▶ TASK TO COMPLETE
A faithful copy of all the entries is required, with no pictures in it.

▶ App and web page records
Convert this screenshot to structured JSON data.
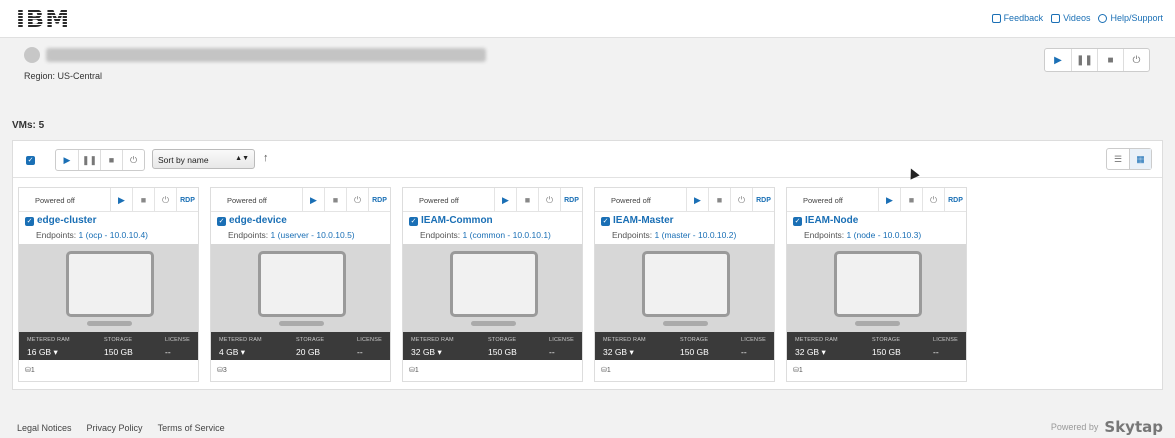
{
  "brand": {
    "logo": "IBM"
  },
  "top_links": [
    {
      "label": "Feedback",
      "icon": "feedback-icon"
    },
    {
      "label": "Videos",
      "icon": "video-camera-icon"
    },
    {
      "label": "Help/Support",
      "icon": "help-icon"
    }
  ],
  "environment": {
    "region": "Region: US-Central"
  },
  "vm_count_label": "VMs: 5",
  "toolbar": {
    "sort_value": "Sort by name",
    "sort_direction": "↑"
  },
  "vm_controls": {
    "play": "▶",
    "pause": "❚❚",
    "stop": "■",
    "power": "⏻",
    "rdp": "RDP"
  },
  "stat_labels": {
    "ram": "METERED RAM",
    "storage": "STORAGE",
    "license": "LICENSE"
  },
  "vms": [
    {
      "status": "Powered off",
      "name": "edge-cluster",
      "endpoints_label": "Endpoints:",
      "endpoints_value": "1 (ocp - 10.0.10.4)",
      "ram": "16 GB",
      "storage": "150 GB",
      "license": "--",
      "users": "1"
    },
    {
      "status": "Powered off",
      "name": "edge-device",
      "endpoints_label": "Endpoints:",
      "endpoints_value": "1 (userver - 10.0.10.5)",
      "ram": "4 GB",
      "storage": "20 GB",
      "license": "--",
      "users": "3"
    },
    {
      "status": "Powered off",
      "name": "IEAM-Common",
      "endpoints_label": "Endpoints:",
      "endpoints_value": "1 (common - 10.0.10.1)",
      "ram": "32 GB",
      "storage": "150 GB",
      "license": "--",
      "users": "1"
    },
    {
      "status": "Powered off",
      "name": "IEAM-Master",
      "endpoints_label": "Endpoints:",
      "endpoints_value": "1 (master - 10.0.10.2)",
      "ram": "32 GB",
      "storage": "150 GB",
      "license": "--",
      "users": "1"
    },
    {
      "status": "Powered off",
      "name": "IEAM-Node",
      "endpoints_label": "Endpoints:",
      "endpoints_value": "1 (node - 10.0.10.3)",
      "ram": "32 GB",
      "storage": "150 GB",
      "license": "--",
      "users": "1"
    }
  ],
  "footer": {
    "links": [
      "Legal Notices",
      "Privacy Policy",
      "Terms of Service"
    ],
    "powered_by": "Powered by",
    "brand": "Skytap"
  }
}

▶ REPLY
Convert this screenshot to structured JSON data.
{
  "brand": {
    "logo": "IBM"
  },
  "top_links": [
    {
      "label": "Feedback",
      "icon": "feedback-icon"
    },
    {
      "label": "Videos",
      "icon": "video-camera-icon"
    },
    {
      "label": "Help/Support",
      "icon": "help-icon"
    }
  ],
  "environment": {
    "region": "Region: US-Central"
  },
  "vm_count_label": "VMs: 5",
  "toolbar": {
    "sort_value": "Sort by name",
    "sort_direction": "↑"
  },
  "vm_controls": {
    "play": "▶",
    "pause": "❚❚",
    "stop": "■",
    "power": "⏻",
    "rdp": "RDP"
  },
  "stat_labels": {
    "ram": "METERED RAM",
    "storage": "STORAGE",
    "license": "LICENSE"
  },
  "vms": [
    {
      "status": "Powered off",
      "name": "edge-cluster",
      "endpoints_label": "Endpoints:",
      "endpoints_value": "1 (ocp - 10.0.10.4)",
      "ram": "16 GB",
      "storage": "150 GB",
      "license": "--",
      "users": "1"
    },
    {
      "status": "Powered off",
      "name": "edge-device",
      "endpoints_label": "Endpoints:",
      "endpoints_value": "1 (userver - 10.0.10.5)",
      "ram": "4 GB",
      "storage": "20 GB",
      "license": "--",
      "users": "3"
    },
    {
      "status": "Powered off",
      "name": "IEAM-Common",
      "endpoints_label": "Endpoints:",
      "endpoints_value": "1 (common - 10.0.10.1)",
      "ram": "32 GB",
      "storage": "150 GB",
      "license": "--",
      "users": "1"
    },
    {
      "status": "Powered off",
      "name": "IEAM-Master",
      "endpoints_label": "Endpoints:",
      "endpoints_value": "1 (master - 10.0.10.2)",
      "ram": "32 GB",
      "storage": "150 GB",
      "license": "--",
      "users": "1"
    },
    {
      "status": "Powered off",
      "name": "IEAM-Node",
      "endpoints_label": "Endpoints:",
      "endpoints_value": "1 (node - 10.0.10.3)",
      "ram": "32 GB",
      "storage": "150 GB",
      "license": "--",
      "users": "1"
    }
  ],
  "footer": {
    "links": [
      "Legal Notices",
      "Privacy Policy",
      "Terms of Service"
    ],
    "powered_by": "Powered by",
    "brand": "Skytap"
  }
}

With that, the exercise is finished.